The tipping point into homelessness can be swift and brutal. “The moment they are unable to work and pay their rent, they are likely to be homeless,” says the age discrimination commissioner, Dr Kay Patterson.
Suzanne Hopman of the homeless charity Dignity says “probably the biggest challenge we see at the moment is when the male partner dies and the wife, who has been a traditional homemaker, goes from two pensions to one. Then you will find women homeless for the first time.”
By the age of retirement, says Patterson in a just released human rights report, “a third of women are not in a relationship”.

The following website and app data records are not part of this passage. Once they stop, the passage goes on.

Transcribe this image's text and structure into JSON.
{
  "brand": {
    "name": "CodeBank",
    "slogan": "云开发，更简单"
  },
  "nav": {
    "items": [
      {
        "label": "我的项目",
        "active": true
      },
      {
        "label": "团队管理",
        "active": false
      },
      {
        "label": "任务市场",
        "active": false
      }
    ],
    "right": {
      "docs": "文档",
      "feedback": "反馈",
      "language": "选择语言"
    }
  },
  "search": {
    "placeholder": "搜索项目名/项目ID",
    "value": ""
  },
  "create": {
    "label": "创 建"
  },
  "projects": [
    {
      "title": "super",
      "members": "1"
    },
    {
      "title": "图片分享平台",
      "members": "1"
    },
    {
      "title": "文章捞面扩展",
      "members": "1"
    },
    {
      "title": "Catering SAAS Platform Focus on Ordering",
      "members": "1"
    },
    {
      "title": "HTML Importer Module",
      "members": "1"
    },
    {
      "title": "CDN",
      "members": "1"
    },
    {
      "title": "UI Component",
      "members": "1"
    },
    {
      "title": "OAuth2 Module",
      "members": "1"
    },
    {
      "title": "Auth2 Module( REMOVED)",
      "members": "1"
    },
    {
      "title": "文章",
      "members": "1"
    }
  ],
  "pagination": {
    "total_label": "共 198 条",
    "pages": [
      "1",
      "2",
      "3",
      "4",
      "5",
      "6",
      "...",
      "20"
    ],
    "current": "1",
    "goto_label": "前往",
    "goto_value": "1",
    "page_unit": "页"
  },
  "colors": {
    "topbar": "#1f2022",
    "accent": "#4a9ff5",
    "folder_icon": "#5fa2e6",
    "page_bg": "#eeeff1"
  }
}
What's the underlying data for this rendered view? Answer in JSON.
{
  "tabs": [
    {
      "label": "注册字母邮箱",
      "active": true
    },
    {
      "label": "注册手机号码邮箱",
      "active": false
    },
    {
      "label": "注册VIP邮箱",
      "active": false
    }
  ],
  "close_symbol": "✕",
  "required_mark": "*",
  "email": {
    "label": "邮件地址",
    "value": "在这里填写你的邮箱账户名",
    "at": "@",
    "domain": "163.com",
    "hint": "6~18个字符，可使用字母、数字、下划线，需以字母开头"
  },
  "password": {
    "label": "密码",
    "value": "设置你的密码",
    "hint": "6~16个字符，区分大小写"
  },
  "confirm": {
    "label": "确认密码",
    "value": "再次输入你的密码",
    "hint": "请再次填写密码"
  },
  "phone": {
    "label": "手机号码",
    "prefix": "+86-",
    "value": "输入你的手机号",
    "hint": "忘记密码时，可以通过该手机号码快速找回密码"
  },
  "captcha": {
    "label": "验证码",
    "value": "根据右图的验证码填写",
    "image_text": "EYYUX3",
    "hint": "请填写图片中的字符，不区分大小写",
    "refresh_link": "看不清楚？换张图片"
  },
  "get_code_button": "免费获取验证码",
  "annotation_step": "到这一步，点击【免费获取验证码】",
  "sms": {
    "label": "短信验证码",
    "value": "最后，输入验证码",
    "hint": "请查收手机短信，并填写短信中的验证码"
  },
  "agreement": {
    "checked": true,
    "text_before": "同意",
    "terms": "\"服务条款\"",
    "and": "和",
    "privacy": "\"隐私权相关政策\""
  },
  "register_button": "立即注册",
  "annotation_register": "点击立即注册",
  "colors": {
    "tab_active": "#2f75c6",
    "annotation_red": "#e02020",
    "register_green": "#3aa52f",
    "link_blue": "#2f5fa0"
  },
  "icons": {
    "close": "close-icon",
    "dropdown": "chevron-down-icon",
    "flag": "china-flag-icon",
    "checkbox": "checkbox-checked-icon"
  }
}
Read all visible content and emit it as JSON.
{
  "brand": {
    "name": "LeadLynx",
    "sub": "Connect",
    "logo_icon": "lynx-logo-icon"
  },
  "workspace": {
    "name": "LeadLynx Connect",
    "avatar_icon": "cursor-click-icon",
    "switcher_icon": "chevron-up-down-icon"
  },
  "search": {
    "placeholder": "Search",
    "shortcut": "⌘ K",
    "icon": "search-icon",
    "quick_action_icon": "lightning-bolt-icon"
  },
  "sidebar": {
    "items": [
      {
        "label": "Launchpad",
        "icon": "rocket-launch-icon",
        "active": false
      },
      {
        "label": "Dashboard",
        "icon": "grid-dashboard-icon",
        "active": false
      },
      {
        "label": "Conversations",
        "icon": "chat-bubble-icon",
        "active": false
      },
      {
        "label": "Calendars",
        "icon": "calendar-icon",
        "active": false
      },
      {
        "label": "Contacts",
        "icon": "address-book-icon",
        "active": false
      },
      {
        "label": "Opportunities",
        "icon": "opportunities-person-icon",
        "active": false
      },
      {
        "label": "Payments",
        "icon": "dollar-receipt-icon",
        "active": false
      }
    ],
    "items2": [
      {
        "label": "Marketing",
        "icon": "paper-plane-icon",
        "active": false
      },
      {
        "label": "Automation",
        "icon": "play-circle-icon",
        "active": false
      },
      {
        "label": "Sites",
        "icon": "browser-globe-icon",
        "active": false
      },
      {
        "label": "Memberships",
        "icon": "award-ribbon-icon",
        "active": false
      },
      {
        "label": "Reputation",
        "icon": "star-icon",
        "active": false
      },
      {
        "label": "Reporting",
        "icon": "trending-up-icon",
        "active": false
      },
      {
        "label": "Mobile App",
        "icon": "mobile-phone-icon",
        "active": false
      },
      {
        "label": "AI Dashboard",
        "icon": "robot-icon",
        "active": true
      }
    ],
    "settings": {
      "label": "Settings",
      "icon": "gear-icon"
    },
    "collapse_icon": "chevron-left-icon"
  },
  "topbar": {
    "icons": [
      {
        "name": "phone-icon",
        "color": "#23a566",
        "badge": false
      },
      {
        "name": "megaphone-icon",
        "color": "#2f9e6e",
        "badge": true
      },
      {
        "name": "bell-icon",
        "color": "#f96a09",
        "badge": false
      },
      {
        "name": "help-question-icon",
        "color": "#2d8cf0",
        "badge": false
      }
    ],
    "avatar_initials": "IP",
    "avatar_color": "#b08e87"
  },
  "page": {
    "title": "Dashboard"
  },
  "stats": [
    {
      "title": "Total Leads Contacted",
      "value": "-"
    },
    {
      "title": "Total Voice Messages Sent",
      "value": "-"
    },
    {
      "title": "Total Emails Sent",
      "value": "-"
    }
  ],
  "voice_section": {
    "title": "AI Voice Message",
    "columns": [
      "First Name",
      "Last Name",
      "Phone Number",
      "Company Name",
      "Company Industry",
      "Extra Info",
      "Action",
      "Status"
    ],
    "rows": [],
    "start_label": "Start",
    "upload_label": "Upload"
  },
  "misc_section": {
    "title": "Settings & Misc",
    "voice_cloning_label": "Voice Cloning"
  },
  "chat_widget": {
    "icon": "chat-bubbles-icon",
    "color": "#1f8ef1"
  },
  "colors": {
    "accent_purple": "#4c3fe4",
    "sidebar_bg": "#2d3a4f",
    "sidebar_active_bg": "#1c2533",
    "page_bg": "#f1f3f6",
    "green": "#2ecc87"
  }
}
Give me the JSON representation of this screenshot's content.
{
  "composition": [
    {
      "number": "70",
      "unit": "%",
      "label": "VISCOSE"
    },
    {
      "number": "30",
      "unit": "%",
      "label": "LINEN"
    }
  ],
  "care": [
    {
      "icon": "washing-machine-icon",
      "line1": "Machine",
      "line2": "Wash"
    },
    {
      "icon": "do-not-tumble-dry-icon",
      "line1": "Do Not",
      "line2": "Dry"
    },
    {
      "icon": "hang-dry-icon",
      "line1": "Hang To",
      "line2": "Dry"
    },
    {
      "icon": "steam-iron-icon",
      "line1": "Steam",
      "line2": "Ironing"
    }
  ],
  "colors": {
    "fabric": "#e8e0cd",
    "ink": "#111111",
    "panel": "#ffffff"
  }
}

The Retiring into Poverty report found housing “must be at the centre of aging, and health policy”. It recommended a comprehensive federal government strategy to address the current financial insecurity of older women, and inequities in superannuation policy and legislation, and said that “special measures are required to assist women who have not had the opportunity to acquire superannuation”.
Says Dawson: “We need to massively increase commonwealth rent assistance, now. We need to recognise that there are older people who are living in poverty and who need to be better supported by our government. We need to make a significant society shift to address the fact that we still live as if it was 100 years ago and men were the breadwinners. All our employment and social structures are completely out of date.”
As the baby boomer generation heads into old age, charities like St Vincent de Paul see the plight of older women every day, desperate women who have come for help as an absolute last resort. Says Dobson: “A recurrent phrase I hear is ‘I never thought I would be in this situation. I never thought I would be coming to Vinnies to get food.’ We can see where the demographics are headed, it is not going to go away, there needs to be action now to address it and prevent it getting worse.”
Reporting in this series is supported by VivCourt through the Guardian Civic Journalism Trust